Data Models in DBMS
Data Models in DBMS
In the world of databases, data models play a crucial role in defining how data is stored, organized, and processed. A data model serves as a blueprint for structuring data and determines how data is represented and manipulated within a Database Management System (DBMS). In this blog post, we will provide a comprehensive overview of Data Models in DBMS, including their types, definitions, and key concepts.
What is a Data Model?
A data model is a conceptual representation of how data is structured and organized in a database. It defines the rules and conventions for representing and manipulating data, and provides a high-level abstraction that allows users and developers to understand and interact with the database in a meaningful way.
Data models are used to describe the structure, relationships, and constraints of data in a database. They provide a standardized way of representing data, which allows for efficient data storage, retrieval, and manipulation. Data models also serve as a communication tool between different stakeholders, such as database designers, developers, and end-users, helping them to understand and work with the data in a consistent and organized manner.
Types of Data Models
There are several types of data models commonly used in DBMS. Let’s take a closer look at some of the most popular ones:
Hierarchical Data Model: In this model, data is organized in a tree-like structure, where each record has a parent record and zero or more child records. The parent-child relationship is defined by a one-to-many relationship, where each parent record can have multiple child records, but each child record can have only one parent. This model is commonly used in legacy systems and is not widely used in modern databases.
Network Data Model: Similar to the hierarchical data model, the network data model also organizes data in a tree-like structure. However, in this model, a child record can have multiple parent records, and the relationships between records are defined by complex links. This model allows for more complex relationships between records, but it is also less commonly used in modern databases.
Relational Data Model: The relational data model is the most widely used data model in modern databases. In this model, data is organized into tables with rows and columns, where each table represents an entity or a relationship between entities. Tables are related to each other through keys, such as primary keys and foreign keys, which define the relationships between records. This model is based on set theory and allows for flexible and efficient data manipulation.

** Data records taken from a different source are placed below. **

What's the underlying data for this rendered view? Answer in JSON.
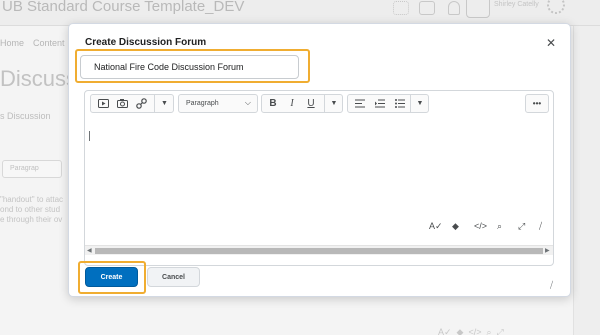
{
  "background": {
    "course_title": "UB Standard Course Template_DEV",
    "user_name": "Shirley Catelly",
    "nav_home": "Home",
    "nav_content": "Content",
    "page_heading": "Discussio",
    "sub_text": "s Discussion",
    "paragraph_field": "Paragrap",
    "body_line1": "\"handout\" to attac",
    "body_line2": "ond to other stud",
    "body_line3": "e through their ov"
  },
  "modal": {
    "title": "Create Discussion Forum",
    "close_icon": "close-icon",
    "title_input_value": "National Fire Code Discussion Forum",
    "highlight_color": "#f0ad31",
    "editor": {
      "format_select": "Paragraph",
      "toolbar_icons": [
        "video-icon",
        "camera-icon",
        "link-icon",
        "dropdown-icon",
        "bold-icon",
        "italic-icon",
        "underline-icon",
        "align-icon",
        "indent-icon",
        "list-icon",
        "more-icon"
      ],
      "bold_label": "B",
      "italic_label": "I",
      "underline_label": "U",
      "more_label": "•••"
    },
    "create_label": "Create",
    "cancel_label": "Cancel",
    "create_color": "#006fbf"
  }
}
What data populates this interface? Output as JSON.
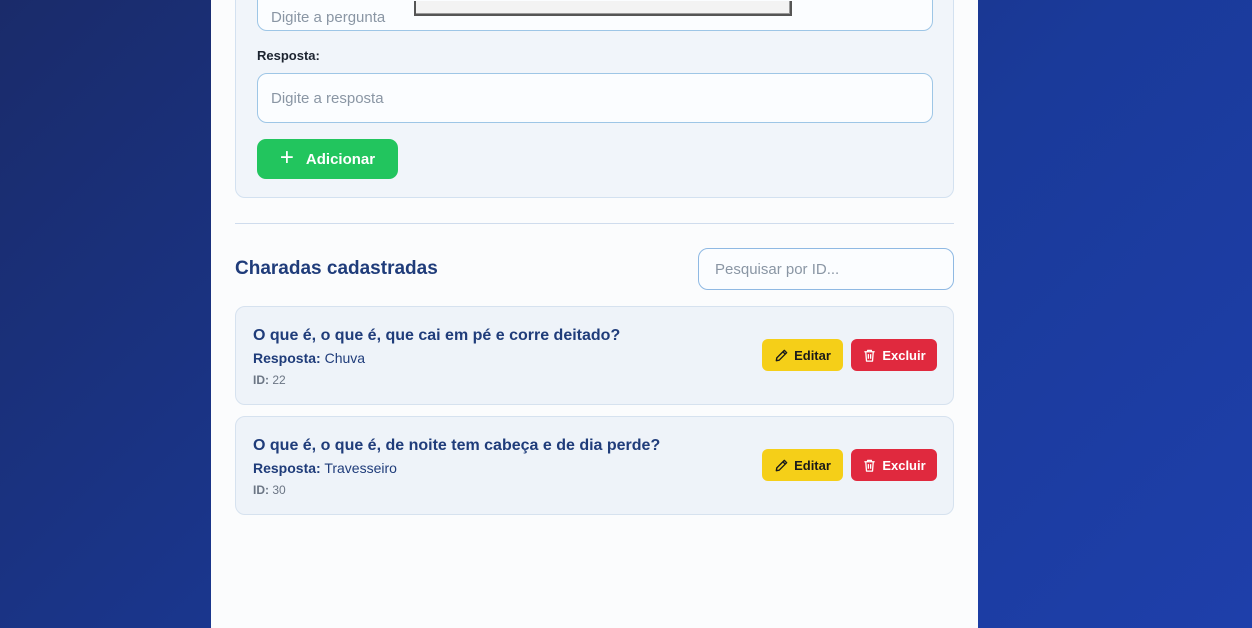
{
  "form": {
    "question_placeholder": "Digite a pergunta",
    "answer_label": "Resposta:",
    "answer_placeholder": "Digite a resposta",
    "add_button": "Adicionar"
  },
  "list": {
    "title": "Charadas cadastradas",
    "search_placeholder": "Pesquisar por ID...",
    "answer_prefix": "Resposta:",
    "id_prefix": "ID:",
    "edit_label": "Editar",
    "delete_label": "Excluir",
    "items": [
      {
        "question": "O que é, o que é, que cai em pé e corre deitado?",
        "answer": "Chuva",
        "id": "22"
      },
      {
        "question": "O que é, o que é, de noite tem cabeça e de dia perde?",
        "answer": "Travesseiro",
        "id": "30"
      }
    ]
  },
  "colors": {
    "add": "#22c55e",
    "edit": "#f5cf18",
    "delete": "#e0293e",
    "title": "#1f3c7a"
  },
  "icons": {
    "add": "plus-icon",
    "edit": "pencil-icon",
    "delete": "trash-icon"
  }
}
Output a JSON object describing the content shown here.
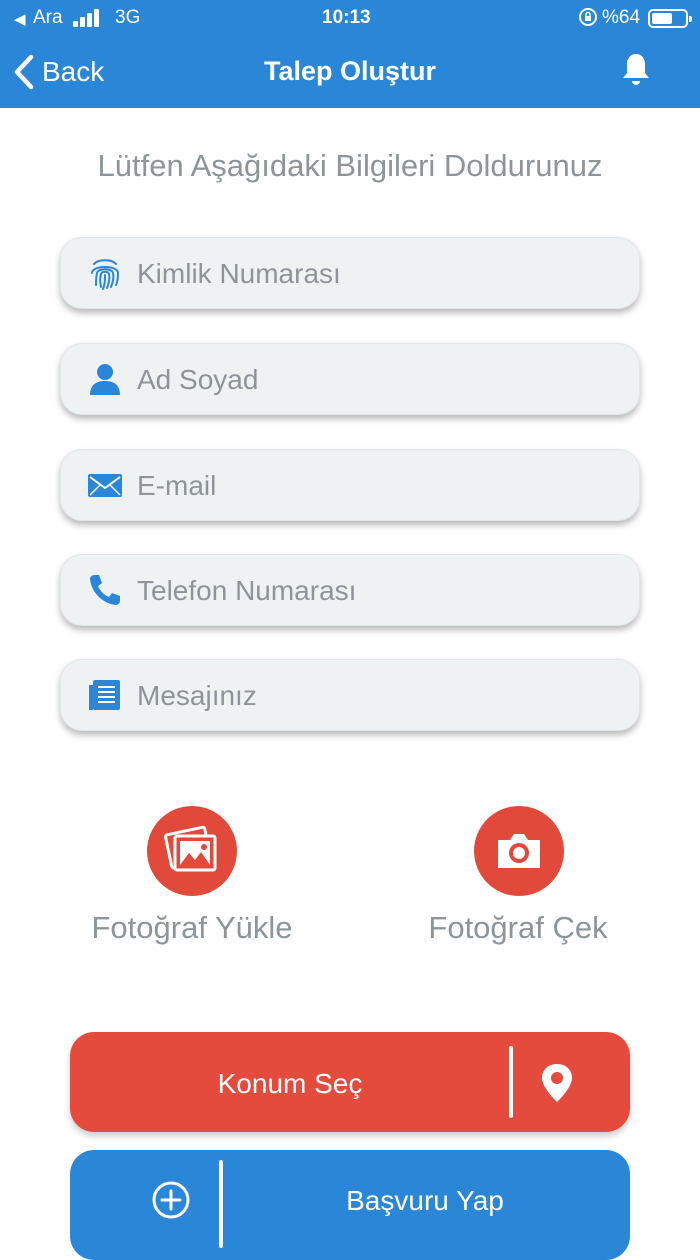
{
  "status_bar": {
    "carrier": "Ara",
    "network": "3G",
    "time": "10:13",
    "battery": "%64",
    "battery_level": 0.64
  },
  "nav": {
    "back_label": "Back",
    "title": "Talep Oluştur",
    "bell_icon": "bell-icon"
  },
  "form": {
    "subtitle": "Lütfen Aşağıdaki Bilgileri Doldurunuz",
    "fields": [
      {
        "placeholder": "Kimlik Numarası",
        "value": "",
        "icon": "fingerprint-icon"
      },
      {
        "placeholder": "Ad Soyad",
        "value": "",
        "icon": "user-icon"
      },
      {
        "placeholder": "E-mail",
        "value": "",
        "icon": "envelope-icon"
      },
      {
        "placeholder": "Telefon Numarası",
        "value": "",
        "icon": "phone-icon"
      },
      {
        "placeholder": "Mesajınız",
        "value": "",
        "icon": "message-icon"
      }
    ]
  },
  "photos": {
    "upload_label": "Fotoğraf Yükle",
    "capture_label": "Fotoğraf Çek"
  },
  "actions": {
    "location_label": "Konum Seç",
    "submit_label": "Başvuru Yap"
  },
  "colors": {
    "header": "#2a86d6",
    "accent_red": "#e44b3c",
    "icon_blue": "#2a86d6",
    "field_bg": "#eff2f3",
    "muted_text": "#8d959b"
  }
}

Entity-Relationship (ER) Data Model: The ER data model is a high-level conceptual data model that is used to represent the relationships between entities in a database. It uses entities to represent real-world objects, attributes to represent the properties of objects, and relationships to represent the associations between objects. ER diagrams are commonly used to visualize and design database schemas before implementing them in a specific DBMS.
Object-Oriented Data Model: The object-oriented data model is designed to handle complex data types, such as multimedia objects, and allows for more advanced data modeling and manipulation. In this model, data is organized as objects, which can have attributes and methods, similar to objects in object-oriented programming. This model is commonly used in specialized applications, such as multimedia databases and scientific databases.
NoSQL Data Models: NoSQL (Not Only SQL) databases use various data models that are different from traditional relational models. Examples of NoSQL data models include document, columnar, key-value, and graph data models. These data models are designed to handle large-scale data, unstructured data, and distributed data, and are commonly used in modern web applications, big data analytics, and real-time data processing.
The hierarchical and network data models are mostly prevalent in older systems and are utilized less frequently in contemporary databases. Due to its adaptability and effectiveness in data management, the relational data model, which is based on tables with rows and columns, is the one most frequently employed in modern databases. The ER data model, a high-level conceptual model frequently used in creating database schemas, focuses on capturing the connections between items. Specialized applications employ the object-oriented data paradigm, which is made to handle complicated data types. Modern online applications and big data analytics use NoSQL data models, such as document, columnar, key-value, and graph data models, to handle enormous amounts of dispersed, unstructured data.
It’s crucial to carefully select a data model that fits the needs and features of the data and the application while creating a database. The design and implementation of a reliable and effective database system can be substantially aided by having a thorough understanding of the many types of data models and their definitions.
Data models are fundamental to understanding and designing databases in DBMS. They provide a conceptual representation of how data is structured and organized, and define the rules for representing and manipulating data. In this blog post, we discussed several types of data models, including the hierarchical, network, relational, ER, object-oriented, and NoSQL data models.
So, in this blog post you have learned Data Models in DBMS (Database Management System). I hope you have leaned better and if you have any doubt regarding this tutorial then you can ask in the comment section.